Remember–a party can raise a complaint about subjection matter jurisdiction for the first time on appeal:
Subject Matter Jurisdiction: “ In its first issue, Suite 900 argues that although the trial court initially had subject-matter jurisdiction over the Vegas’ claims, the Vegas divested the trial court of that jurisdiction when they withdrew the surplus sale proceeds from the County Court Registry. n. 13 n. 13 The Vegas argue that Suite 900 failed to preserve error regarding its first issue concerning subject-matter jurisdiction. However, subject-matter jurisdiction is an issue that may be raised for the first time on appeal. Tex. Ass’n of Bus. v. Tex. Air Control Bd., 852 S.W.2d 440, 445 (Tex. 1993).” Suite 900, LLC v. Vega, No. 02-19-00271-CV, 2020 Tex. App. LEXIS 4008, at *19, n. 13 (Tex. App.—Fort Worth May 21, 2020)
I’ve not included the opinions which address situations where complaints were not raised at all–save for Snowden, above, which pointed out the post-trial opportunities to complain about the recoverability of fees.
That’s all for now. Y’all stay safe and well.

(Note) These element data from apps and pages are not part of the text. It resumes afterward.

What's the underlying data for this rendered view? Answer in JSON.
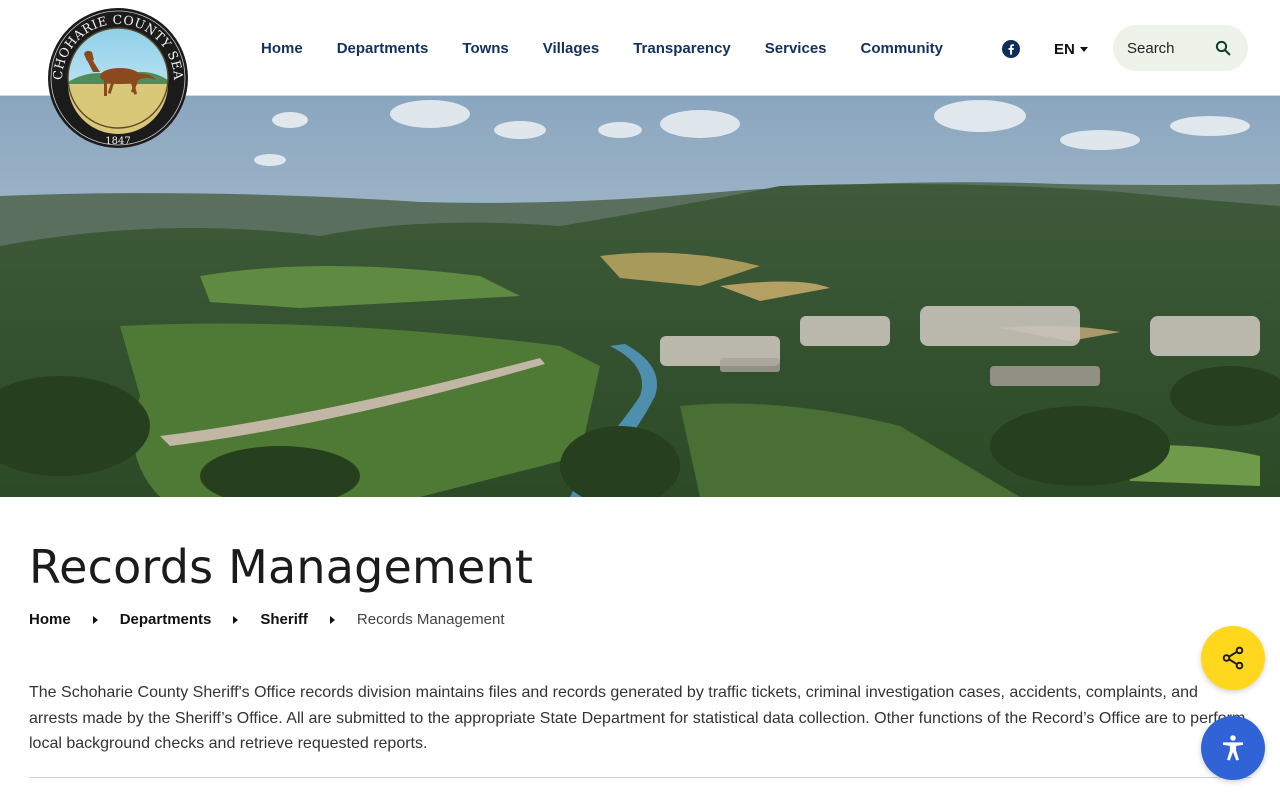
{
  "header": {
    "logo": {
      "seal_text": "SCHOHARIE COUNTY SEAL",
      "year": "1847"
    },
    "nav": [
      {
        "label": "Home"
      },
      {
        "label": "Departments"
      },
      {
        "label": "Towns"
      },
      {
        "label": "Villages"
      },
      {
        "label": "Transparency"
      },
      {
        "label": "Services"
      },
      {
        "label": "Community"
      }
    ],
    "social_icon": "facebook-icon",
    "language": "EN",
    "search": {
      "label": "Search"
    }
  },
  "page": {
    "title": "Records Management",
    "breadcrumb": [
      {
        "label": "Home"
      },
      {
        "label": "Departments"
      },
      {
        "label": "Sheriff"
      },
      {
        "label": "Records Management"
      }
    ],
    "body": "The Schoharie County Sheriff's Office records division maintains files and records generated by traffic tickets, criminal investigation cases, accidents, complaints, and arrests made by the Sheriff’s Office. All are submitted to the appropriate State Department for statistical data collection. Other functions of the Record’s Office are to perform local background checks and retrieve requested reports."
  },
  "floating": {
    "share_icon": "share-icon",
    "accessibility_icon": "accessibility-icon"
  },
  "colors": {
    "nav_text": "#12315f",
    "search_bg": "#eef3ea",
    "share_button": "#ffd71c",
    "accessibility_button": "#2f63d6"
  }
}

817/371-8759; firstname.lastname@example.org; www.stevehayeslaw.com